→ RECORD EXCERPTS:
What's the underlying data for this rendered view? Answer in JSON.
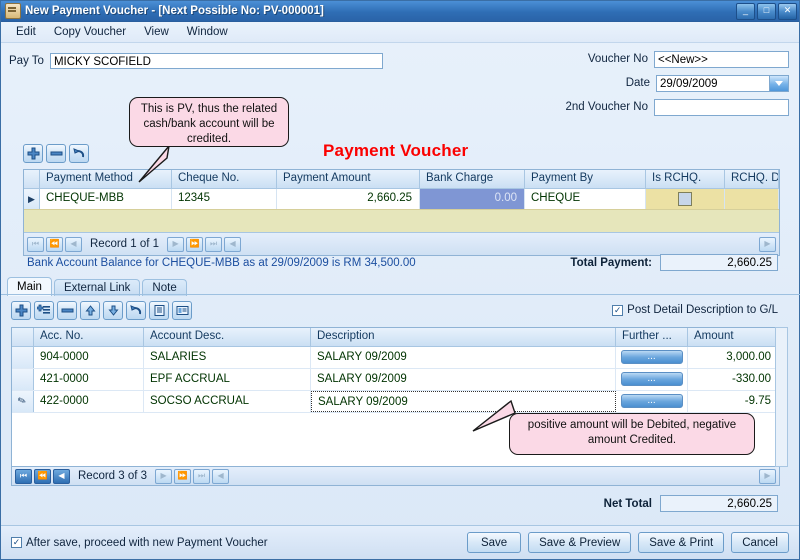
{
  "window": {
    "title": "New Payment Voucher - [Next Possible No: PV-000001]",
    "minimize": "_",
    "maximize": "□",
    "close": "✕"
  },
  "menu": [
    "Edit",
    "Copy Voucher",
    "View",
    "Window"
  ],
  "header": {
    "pay_to_label": "Pay To",
    "pay_to_value": "MICKY SCOFIELD",
    "voucher_no_label": "Voucher No",
    "voucher_no_value": "<<New>>",
    "date_label": "Date",
    "date_value": "29/09/2009",
    "second_voucher_no_label": "2nd Voucher No",
    "second_voucher_no_value": ""
  },
  "callouts": {
    "top": "This is PV, thus the related cash/bank account will be credited.",
    "bottom": "positive amount will be Debited, negative amount Credited."
  },
  "page_title": "Payment Voucher",
  "payment_toolbar": [
    {
      "name": "add-payment-button",
      "glyph": "+"
    },
    {
      "name": "remove-payment-button",
      "glyph": "−"
    },
    {
      "name": "undo-payment-button",
      "glyph": "↺"
    }
  ],
  "payment_grid": {
    "columns": [
      "Payment Method",
      "Cheque No.",
      "Payment Amount",
      "Bank Charge",
      "Payment By",
      "Is RCHQ.",
      "RCHQ. Date"
    ],
    "rows": [
      {
        "indicator": "▶",
        "payment_method": "CHEQUE-MBB",
        "cheque_no": "12345",
        "payment_amount": "2,660.25",
        "bank_charge": "0.00",
        "payment_by": "CHEQUE",
        "is_rchq": "",
        "rchq_date": ""
      }
    ],
    "navigator": {
      "label": "Record 1 of 1",
      "buttons": [
        "|◀◀",
        "◀◀",
        "◀",
        "▶",
        "▶▶",
        "▶▶|",
        "◀"
      ]
    }
  },
  "bank_balance_text": "Bank Account Balance for CHEQUE-MBB as at 29/09/2009 is RM 34,500.00",
  "total_payment": {
    "label": "Total Payment:",
    "value": "2,660.25"
  },
  "tabs": [
    {
      "label": "Main",
      "active": true
    },
    {
      "label": "External Link",
      "active": false
    },
    {
      "label": "Note",
      "active": false
    }
  ],
  "detail_toolbar": [
    {
      "name": "add-row-button",
      "glyph": "+"
    },
    {
      "name": "insert-row-button",
      "glyph": "+≡"
    },
    {
      "name": "delete-row-button",
      "glyph": "−"
    },
    {
      "name": "move-up-button",
      "glyph": "▲"
    },
    {
      "name": "move-down-button",
      "glyph": "▼"
    },
    {
      "name": "undo-row-button",
      "glyph": "↺"
    },
    {
      "name": "list-view-button",
      "glyph": "≣"
    },
    {
      "name": "detail-view-button",
      "glyph": "▤"
    }
  ],
  "post_detail_checkbox": {
    "label": "Post Detail Description to G/L",
    "checked": true,
    "mark": "✓"
  },
  "detail_grid": {
    "columns": [
      "Acc. No.",
      "Account Desc.",
      "Description",
      "Further ...",
      "Amount"
    ],
    "rows": [
      {
        "indicator": "",
        "acc_no": "904-0000",
        "account_desc": "SALARIES",
        "description": "SALARY 09/2009",
        "further": "...",
        "amount": "3,000.00"
      },
      {
        "indicator": "",
        "acc_no": "421-0000",
        "account_desc": "EPF ACCRUAL",
        "description": "SALARY 09/2009",
        "further": "...",
        "amount": "-330.00"
      },
      {
        "indicator": "✎",
        "acc_no": "422-0000",
        "account_desc": "SOCSO ACCRUAL",
        "description": "SALARY 09/2009",
        "further": "...",
        "amount": "-9.75"
      }
    ],
    "navigator": {
      "label": "Record 3 of 3"
    }
  },
  "net_total": {
    "label": "Net Total",
    "value": "2,660.25"
  },
  "footer": {
    "checkbox": {
      "label": "After save, proceed with new Payment Voucher",
      "checked": true,
      "mark": "✓"
    },
    "buttons": [
      {
        "name": "save-button",
        "label": "Save"
      },
      {
        "name": "save-preview-button",
        "label": "Save & Preview"
      },
      {
        "name": "save-print-button",
        "label": "Save & Print"
      },
      {
        "name": "cancel-button",
        "label": "Cancel"
      }
    ]
  },
  "colors": {
    "accent": "#2f6eb5",
    "title_red": "#fb0100",
    "callout_bg": "#fbd9e6",
    "selected_cell": "#7f96d4",
    "yellow_cell": "#ece1a4"
  }
}
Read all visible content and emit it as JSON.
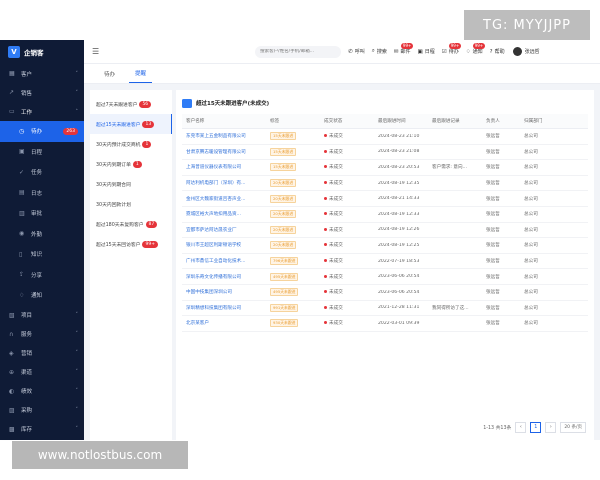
{
  "watermark": {
    "top": "TG: MYYJJPP",
    "bottom": "www.notlostbus.com"
  },
  "brand": {
    "name": "企销客"
  },
  "sidebar": {
    "items": [
      {
        "label": "客户",
        "icon": "grid-icon"
      },
      {
        "label": "销售",
        "icon": "chart-icon"
      },
      {
        "label": "工作",
        "icon": "briefcase-icon",
        "open": true
      }
    ],
    "sub_items": [
      {
        "label": "待办",
        "icon": "clock-icon",
        "badge": "263",
        "active": true
      },
      {
        "label": "日程",
        "icon": "calendar-icon"
      },
      {
        "label": "任务",
        "icon": "task-icon"
      },
      {
        "label": "日志",
        "icon": "log-icon"
      },
      {
        "label": "审批",
        "icon": "approve-icon"
      },
      {
        "label": "外勤",
        "icon": "location-icon"
      },
      {
        "label": "知识",
        "icon": "book-icon"
      },
      {
        "label": "分享",
        "icon": "share-icon"
      },
      {
        "label": "通知",
        "icon": "bell-icon"
      }
    ],
    "bottom_items": [
      {
        "label": "项目",
        "icon": "project-icon"
      },
      {
        "label": "服务",
        "icon": "headset-icon"
      },
      {
        "label": "营销",
        "icon": "marketing-icon"
      },
      {
        "label": "渠道",
        "icon": "channel-icon"
      },
      {
        "label": "绩效",
        "icon": "performance-icon"
      },
      {
        "label": "采购",
        "icon": "purchase-icon"
      },
      {
        "label": "库存",
        "icon": "inventory-icon"
      }
    ]
  },
  "topbar": {
    "search_placeholder": "搜索客户/姓名/手机/邮箱...",
    "actions": [
      {
        "label": "呼叫",
        "icon": "phone-icon"
      },
      {
        "label": "搜索",
        "icon": "search-icon"
      },
      {
        "label": "邮件",
        "icon": "mail-icon",
        "badge": "99+"
      },
      {
        "label": "日程",
        "icon": "calendar-icon"
      },
      {
        "label": "待办",
        "icon": "todo-icon",
        "badge": "99+"
      },
      {
        "label": "通知",
        "icon": "bell-icon",
        "badge": "99+"
      },
      {
        "label": "帮助",
        "icon": "help-icon"
      }
    ],
    "user_name": "张远哲"
  },
  "tabs": [
    {
      "label": "待办"
    },
    {
      "label": "提醒",
      "active": true
    }
  ],
  "filters": [
    {
      "label": "超过7天未跟进客户",
      "badge": "56"
    },
    {
      "label": "超过15天未跟进客户",
      "badge": "13",
      "active": true
    },
    {
      "label": "30天内预计成交商机",
      "badge": "1"
    },
    {
      "label": "30天内到期订单",
      "badge": "1"
    },
    {
      "label": "30天内到期合同",
      "badge": ""
    },
    {
      "label": "30天内回款计划",
      "badge": ""
    },
    {
      "label": "超过180天未复购客户",
      "badge": "87"
    },
    {
      "label": "超过15天未回访客户",
      "badge": "99+"
    }
  ],
  "panel": {
    "title": "超过15天未跟进客户(未成交)",
    "columns": [
      "客户名称",
      "标签",
      "成交状态",
      "最后跟进时间",
      "最后跟进记录",
      "负责人",
      "归属部门"
    ],
    "rows": [
      {
        "name": "东莞市某上五金制品有限公司",
        "tag": "15天未跟进",
        "status": "未成交",
        "time": "2024-08-23 21:10",
        "record": "",
        "owner": "张远哲",
        "dept": "总公司"
      },
      {
        "name": "甘肃京腾志暖设管理有限公司",
        "tag": "15天未跟进",
        "status": "未成交",
        "time": "2024-08-23 21:08",
        "record": "",
        "owner": "张远哲",
        "dept": "总公司"
      },
      {
        "name": "上海普道仪器仪表有限公司",
        "tag": "15天未跟进",
        "status": "未成交",
        "time": "2024-08-23 20:53",
        "record": "客户需求: 意向...",
        "owner": "张远哲",
        "dept": "总公司"
      },
      {
        "name": "阿达利机电部门（深圳）有...",
        "tag": "20天未跟进",
        "status": "未成交",
        "time": "2024-08-19 12:35",
        "record": "",
        "owner": "张远哲",
        "dept": "总公司"
      },
      {
        "name": "金州区大魏家街道吕杏声业...",
        "tag": "20天未跟进",
        "status": "未成交",
        "time": "2024-08-21 14:33",
        "record": "",
        "owner": "张远哲",
        "dept": "总公司"
      },
      {
        "name": "霓城区裕大声地扣用品资...",
        "tag": "20天未跟进",
        "status": "未成交",
        "time": "2024-08-19 12:33",
        "record": "",
        "owner": "张远哲",
        "dept": "总公司"
      },
      {
        "name": "宜都市萨达阿达晟农业厂",
        "tag": "20天未跟进",
        "status": "未成交",
        "time": "2024-08-19 12:26",
        "record": "",
        "owner": "张远哲",
        "dept": "总公司"
      },
      {
        "name": "银川市王超区利斯顿语学校",
        "tag": "20天未跟进",
        "status": "未成交",
        "time": "2024-08-19 12:25",
        "record": "",
        "owner": "张远哲",
        "dept": "总公司"
      },
      {
        "name": "广州市鼎信工业自动化技术...",
        "tag": "796天未跟进",
        "status": "未成交",
        "time": "2022-07-19 18:53",
        "record": "",
        "owner": "张远哲",
        "dept": "总公司"
      },
      {
        "name": "深圳乐奇文化传播有限公司",
        "tag": "495天未跟进",
        "status": "未成交",
        "time": "2023-06-06 20:54",
        "record": "",
        "owner": "张远哲",
        "dept": "总公司"
      },
      {
        "name": "中国中技集团深圳公司",
        "tag": "495天未跟进",
        "status": "未成交",
        "time": "2023-06-06 20:54",
        "record": "",
        "owner": "张远哲",
        "dept": "总公司"
      },
      {
        "name": "深圳精想科技集团有限公司",
        "tag": "991天未跟进",
        "status": "未成交",
        "time": "2021-12-28 11:31",
        "record": "我同得所访了这...",
        "owner": "张远哲",
        "dept": "总公司"
      },
      {
        "name": "北京某客户",
        "tag": "930天未跟进",
        "status": "未成交",
        "time": "2022-03-01 09:39",
        "record": "",
        "owner": "张远哲",
        "dept": "总公司"
      }
    ],
    "pager": {
      "summary": "1-13 共13条",
      "prev": "‹",
      "page": "1",
      "next": "›",
      "size": "20 条/页"
    }
  }
}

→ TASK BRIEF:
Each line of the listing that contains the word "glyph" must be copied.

→ YOUR RESPONSE:
      "glyph": "+"
      "glyph": "−"
      "glyph": "↺"
      "glyph": "+"
      "glyph": "+≡"
      "glyph": "−"
      "glyph": "▲"
      "glyph": "▼"
      "glyph": "↺"
      "glyph": "≣"
      "glyph": "▤"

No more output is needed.